If you are using Namecheap as your DNS provider, you can use the instructions in this article to configure your DNS records to point to WP Engine. This step is required in order to go live with your new website on WP Engine.
Locate your DNS settings in User Portal
The first step is to locate your CNAME and A Record in your WP Engine User Portal. You can find this information from the Domains page for your production environment.
Log in to Namecheap
Next, login to your Namecheap account at www.namecheap.com. Upon login you should see a list of your domains. Next to the domain you wish to point to WP Engine, select “Manage” from the dropdown menu.
Then, select “Advanced DNS” from the top navigation. You will be taken to a list of records.
Update DNS Records
Now it is time to plug in the settings from the WP Engine Overview page into your Namecheap settings. Before doing this, it’s time to make a choice:
- Option A (preferred): point your nameservers to Cloudflare. If your site is migrated internally with WP Engine, DNS changes won’t be needed.
- Option B (still okay!): point your A record to WP Engine. This will work just fine, but you will need to update your DNS records if your website is ever migrated to a new server. This method keeps your Domain and DNS management at Namecheap.
Option A: Point Nameservers to Cloudflare
Cloudflare is a service that helps manage your DNS. It has the added benefit of configuring CDN, SSL, and even DDoS protection on some plans. Before continuing, at this point you should open a new tab and navigate to www.cloudflare.com. Here you can sign up for a free account to get started. Enter your domain name when prompted.
Then, Cloudflare will automatically look up your DNS records. Select Next and choose the plan you want (we will use the free option in this example).
From here, Cloudflare will import the settings from Namecheap for you automatically. In this screen, remove the existing A record for your domain. Then, add a CNAME record using the CNAME in the Overview page of your User Portal.
If your “www” record here is an alias of your domain or your WP Engine CNAME, you can leave it as-is. If it points to an IP address as well, you will need to perform the above steps for this record too.

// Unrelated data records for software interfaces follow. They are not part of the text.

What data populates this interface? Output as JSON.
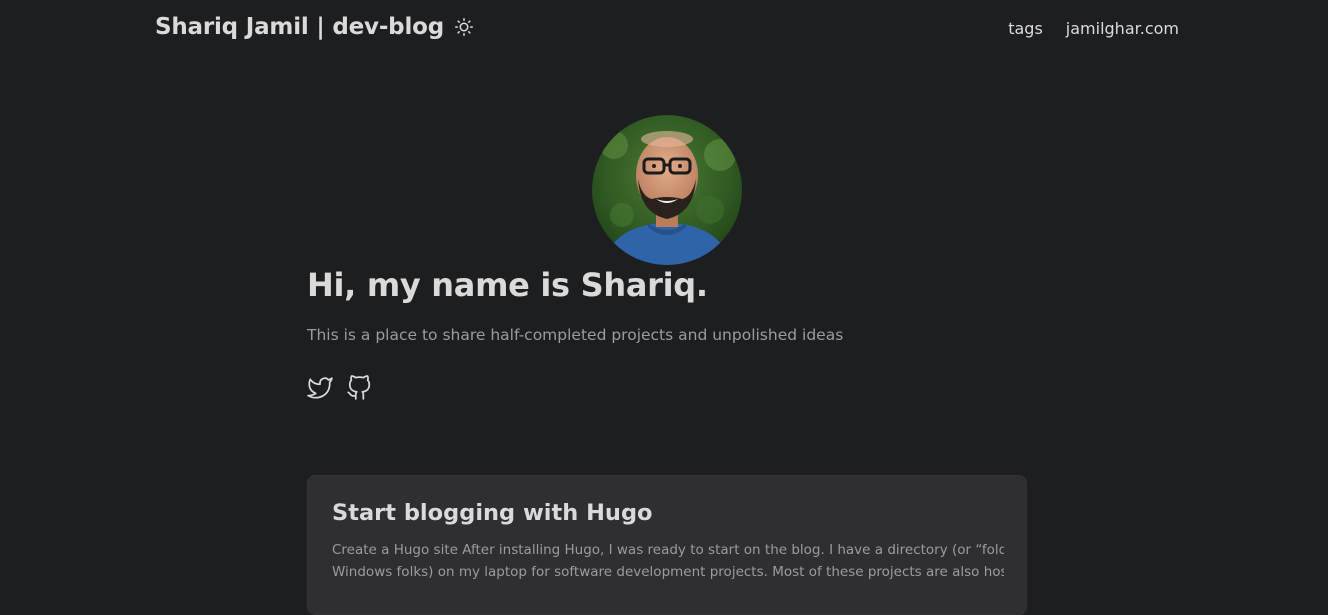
{
  "header": {
    "site_title": "Shariq Jamil | dev-blog",
    "theme_toggle_icon": "sun-icon",
    "nav": [
      {
        "label": "tags"
      },
      {
        "label": "jamilghar.com"
      }
    ]
  },
  "profile": {
    "avatar_alt": "Shariq",
    "title": "Hi, my name is Shariq.",
    "subtitle": "This is a place to share half-completed projects and unpolished ideas",
    "socials": [
      {
        "icon": "twitter-icon"
      },
      {
        "icon": "github-icon"
      }
    ]
  },
  "posts": [
    {
      "title": "Start blogging with Hugo",
      "summary_line1": "Create a Hugo site After installing Hugo, I was ready to start on the blog. I have a directory (or “folder” for",
      "summary_line2": "Windows folks) on my laptop for software development projects. Most of these projects are also hoste…"
    }
  ]
}
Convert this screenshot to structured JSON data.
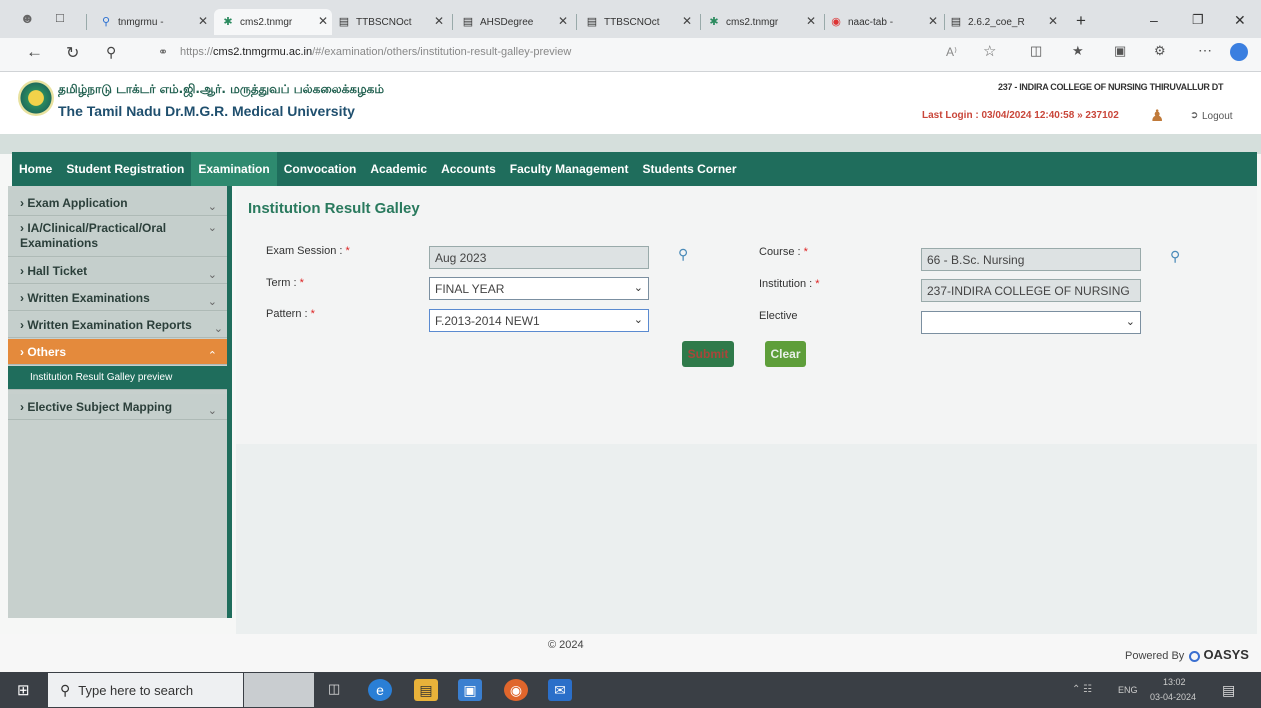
{
  "browser": {
    "tabs": [
      {
        "label": "tnmgrmu - ",
        "icon": "search-icon"
      },
      {
        "label": "cms2.tnmgr",
        "icon": "university-favicon"
      },
      {
        "label": "TTBSCNOct",
        "icon": "document-icon"
      },
      {
        "label": "AHSDegree",
        "icon": "document-icon"
      },
      {
        "label": "TTBSCNOct",
        "icon": "document-icon"
      },
      {
        "label": "cms2.tnmgr",
        "icon": "university-favicon"
      },
      {
        "label": "naac-tab - ",
        "icon": "shield-icon"
      },
      {
        "label": "2.6.2_coe_R",
        "icon": "document-icon"
      }
    ],
    "url_prefix": "https://",
    "url_domain": "cms2.tnmgrmu.ac.in",
    "url_path": "/#/examination/others/institution-result-galley-preview"
  },
  "header": {
    "title_tamil": "தமிழ்நாடு டாக்டர் எம்.ஜி.ஆர். மருத்துவப் பல்கலைக்கழகம்",
    "title_english": "The Tamil Nadu Dr.M.G.R. Medical University",
    "institution": "237 - INDIRA COLLEGE OF NURSING THIRUVALLUR DT",
    "last_login": "Last Login : 03/04/2024 12:40:58 » 237102",
    "logout": "Logout"
  },
  "nav": {
    "items": [
      "Home",
      "Student Registration",
      "Examination",
      "Convocation",
      "Academic",
      "Accounts",
      "Faculty Management",
      "Students Corner"
    ],
    "active": "Examination"
  },
  "sidebar": {
    "items": [
      "Exam Application",
      "IA/Clinical/Practical/Oral Examinations",
      "Hall Ticket",
      "Written Examinations",
      "Written Examination Reports",
      "Others",
      "Institution Result Galley preview",
      "Elective Subject Mapping"
    ]
  },
  "form": {
    "title": "Institution Result Galley",
    "exam_session_label": "Exam Session :",
    "exam_session_value": "Aug 2023",
    "term_label": "Term :",
    "term_value": "FINAL YEAR",
    "pattern_label": "Pattern :",
    "pattern_value": "F.2013-2014 NEW1",
    "course_label": "Course :",
    "course_value": "66 - B.Sc. Nursing",
    "institution_label": "Institution :",
    "institution_value": "237-INDIRA COLLEGE OF NURSING",
    "elective_label": "Elective",
    "elective_value": "",
    "required_mark": "*",
    "submit_label": "Submit",
    "clear_label": "Clear",
    "submit_color": "#2f7a4a",
    "clear_color": "#5e9e3a"
  },
  "footer": {
    "copyright": "© 2024",
    "powered_by": "Powered By",
    "vendor": "OASYS"
  },
  "taskbar": {
    "search_placeholder": "Type here to search",
    "language": "ENG",
    "time": "13:02",
    "date": "03-04-2024"
  },
  "colors": {
    "brand_green": "#1f6d5c",
    "accent_orange": "#e48a3c"
  }
}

Now you will be prompted to change your nameservers. This step will be performed at Namecheap. Cloudflare will show you two nameservers to change–leave this tab open so you can easily copy them!
In the dashboard for Namecheap, first select Domains list then Manage next to your domain name. Scroll down to the Nameservers section and from the dropdown select CustomDNS. Enter the nameservers provided by Cloudflare.

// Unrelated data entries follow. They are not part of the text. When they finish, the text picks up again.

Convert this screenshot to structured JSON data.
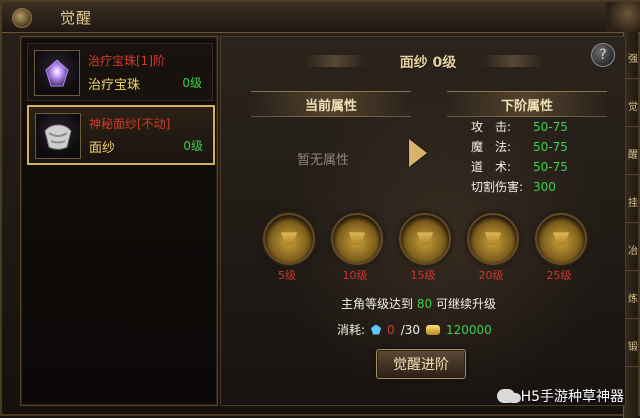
{
  "window": {
    "title": "觉醒"
  },
  "right_tabs": [
    "强",
    "觉",
    "醒",
    "挂",
    "冶",
    "炼",
    "锻"
  ],
  "left_list": {
    "items": [
      {
        "red_text": "治疗宝珠[1]阶",
        "name": "治疗宝珠",
        "level": "0级",
        "icon": "gem-icon"
      },
      {
        "red_text": "神秘面纱[不动]",
        "name": "面纱",
        "level": "0级",
        "icon": "veil-icon"
      }
    ],
    "selected_index": 1
  },
  "main": {
    "header_title": "面纱 0级",
    "current_attr_label": "当前属性",
    "next_attr_label": "下阶属性",
    "no_attr_text": "暂无属性",
    "next_stats": [
      {
        "label": "攻　击:",
        "value": "50-75"
      },
      {
        "label": "魔　法:",
        "value": "50-75"
      },
      {
        "label": "道　术:",
        "value": "50-75"
      },
      {
        "label": "切割伤害:",
        "value": "300"
      }
    ],
    "milestones": [
      "5级",
      "10级",
      "15级",
      "20级",
      "25级"
    ],
    "requirement": {
      "prefix": "主角等级达到",
      "level": "80",
      "suffix": "可继续升级"
    },
    "cost": {
      "label": "消耗:",
      "gem_current": "0",
      "gem_total": "/30",
      "gold": "120000"
    },
    "awaken_button": "觉醒进阶"
  },
  "watermark": {
    "text": "H5手游种草神器"
  }
}
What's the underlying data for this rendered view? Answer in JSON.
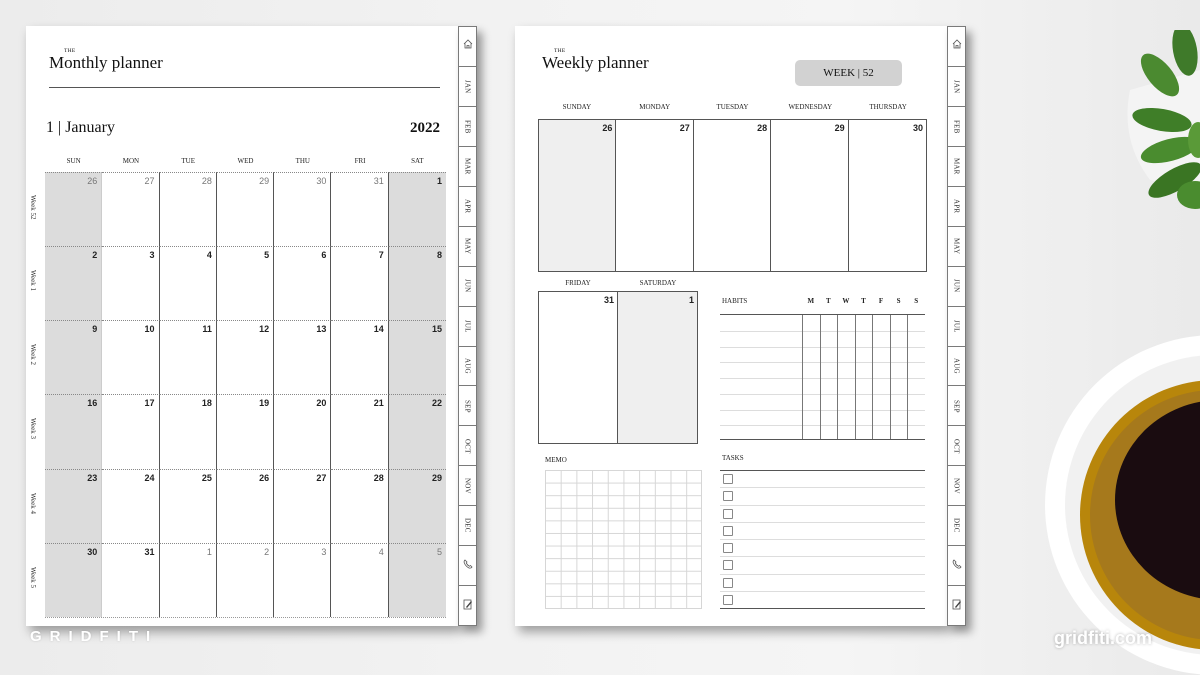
{
  "monthly": {
    "title_prefix": "THE",
    "title": "Monthly planner",
    "month_label": "1 | January",
    "year": "2022",
    "days_of_week": [
      "SUN",
      "MON",
      "TUE",
      "WED",
      "THU",
      "FRI",
      "SAT"
    ],
    "weeks": [
      {
        "label": "Week 52",
        "days": [
          {
            "n": "26",
            "other": true
          },
          {
            "n": "27",
            "other": true
          },
          {
            "n": "28",
            "other": true
          },
          {
            "n": "29",
            "other": true
          },
          {
            "n": "30",
            "other": true
          },
          {
            "n": "31",
            "other": true
          },
          {
            "n": "1",
            "other": false
          }
        ]
      },
      {
        "label": "Week 1",
        "days": [
          {
            "n": "2"
          },
          {
            "n": "3"
          },
          {
            "n": "4"
          },
          {
            "n": "5"
          },
          {
            "n": "6"
          },
          {
            "n": "7"
          },
          {
            "n": "8"
          }
        ]
      },
      {
        "label": "Week 2",
        "days": [
          {
            "n": "9"
          },
          {
            "n": "10"
          },
          {
            "n": "11"
          },
          {
            "n": "12"
          },
          {
            "n": "13"
          },
          {
            "n": "14"
          },
          {
            "n": "15"
          }
        ]
      },
      {
        "label": "Week 3",
        "days": [
          {
            "n": "16"
          },
          {
            "n": "17"
          },
          {
            "n": "18"
          },
          {
            "n": "19"
          },
          {
            "n": "20"
          },
          {
            "n": "21"
          },
          {
            "n": "22"
          }
        ]
      },
      {
        "label": "Week 4",
        "days": [
          {
            "n": "23"
          },
          {
            "n": "24"
          },
          {
            "n": "25"
          },
          {
            "n": "26"
          },
          {
            "n": "27"
          },
          {
            "n": "28"
          },
          {
            "n": "29"
          }
        ]
      },
      {
        "label": "Week 5",
        "days": [
          {
            "n": "30"
          },
          {
            "n": "31"
          },
          {
            "n": "1",
            "other": true
          },
          {
            "n": "2",
            "other": true
          },
          {
            "n": "3",
            "other": true
          },
          {
            "n": "4",
            "other": true
          },
          {
            "n": "5",
            "other": true
          }
        ]
      }
    ]
  },
  "weekly": {
    "title_prefix": "THE",
    "title": "Weekly planner",
    "week_badge": "WEEK | 52",
    "row1": [
      {
        "day": "SUNDAY",
        "n": "26",
        "shade": true
      },
      {
        "day": "MONDAY",
        "n": "27"
      },
      {
        "day": "TUESDAY",
        "n": "28"
      },
      {
        "day": "WEDNESDAY",
        "n": "29"
      },
      {
        "day": "THURSDAY",
        "n": "30"
      }
    ],
    "row2": [
      {
        "day": "FRIDAY",
        "n": "31"
      },
      {
        "day": "SATURDAY",
        "n": "1",
        "shade": true
      }
    ],
    "habits": {
      "label": "HABITS",
      "days": [
        "M",
        "T",
        "W",
        "T",
        "F",
        "S",
        "S"
      ],
      "rows": 8
    },
    "memo_label": "MEMO",
    "tasks": {
      "label": "TASKS",
      "count": 8
    }
  },
  "tabs": [
    {
      "type": "icon",
      "icon": "home-icon"
    },
    {
      "type": "text",
      "label": "JAN"
    },
    {
      "type": "text",
      "label": "FEB"
    },
    {
      "type": "text",
      "label": "MAR"
    },
    {
      "type": "text",
      "label": "APR"
    },
    {
      "type": "text",
      "label": "MAY"
    },
    {
      "type": "text",
      "label": "JUN"
    },
    {
      "type": "text",
      "label": "JUL"
    },
    {
      "type": "text",
      "label": "AUG"
    },
    {
      "type": "text",
      "label": "SEP"
    },
    {
      "type": "text",
      "label": "OCT"
    },
    {
      "type": "text",
      "label": "NOV"
    },
    {
      "type": "text",
      "label": "DEC"
    },
    {
      "type": "icon",
      "icon": "phone-icon"
    },
    {
      "type": "icon",
      "icon": "notes-icon"
    }
  ],
  "branding": {
    "left": "GRIDFITI",
    "right": "gridfiti.com"
  },
  "colors": {
    "weekend_shade": "#dcdcdc",
    "badge": "#d2d2d2",
    "grid_line": "#555555"
  }
}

After doing this, click Continue back in the Cloudflare pane. The nameserver settings may take some time to change over. After this point, the Cloudflare settings will kick in, automatically pointing your DNS to WP Engine with the CNAME record we configured earlier!
In the meantime, be sure to read over our Going Live guide to ensure you haven’t missed any key steps. To learn more about Cloudflare’s other services like CDN and SSL, head to Cloudflare Best Practices.
Option B: Point A Record to WP Engine
If you prefer to not use Cloudflare for DNS, not to worry! You can still configure your DNS settings right through Namecheap’s dashboard instead. Remember: with this option, if your site is migrated to a new server, updating your DNS records will be required.
To point your Namecheap DNS to WP Engine, edit your @ record first. We will be pointing it via an A Record to the IP address showing in your Overview page at WP Engine. You can also edit the “TTL,” which is the time to propagate the change. In my example I have set the TTL to 5 minutes.
Now edit the “www” record. For “Type,” select CNAME record, and select to point it to your CNAME from the Overview page on WP Engine. When finished your DNS records should look similar to the image below:
Once you have saved your DNS records, all that’s left to do is to wait for propagation! After that, your DNS will successfully be pointed to WP Engine.
NEXT STEP: See our Going Live guide to ensure you didn’t miss any important steps.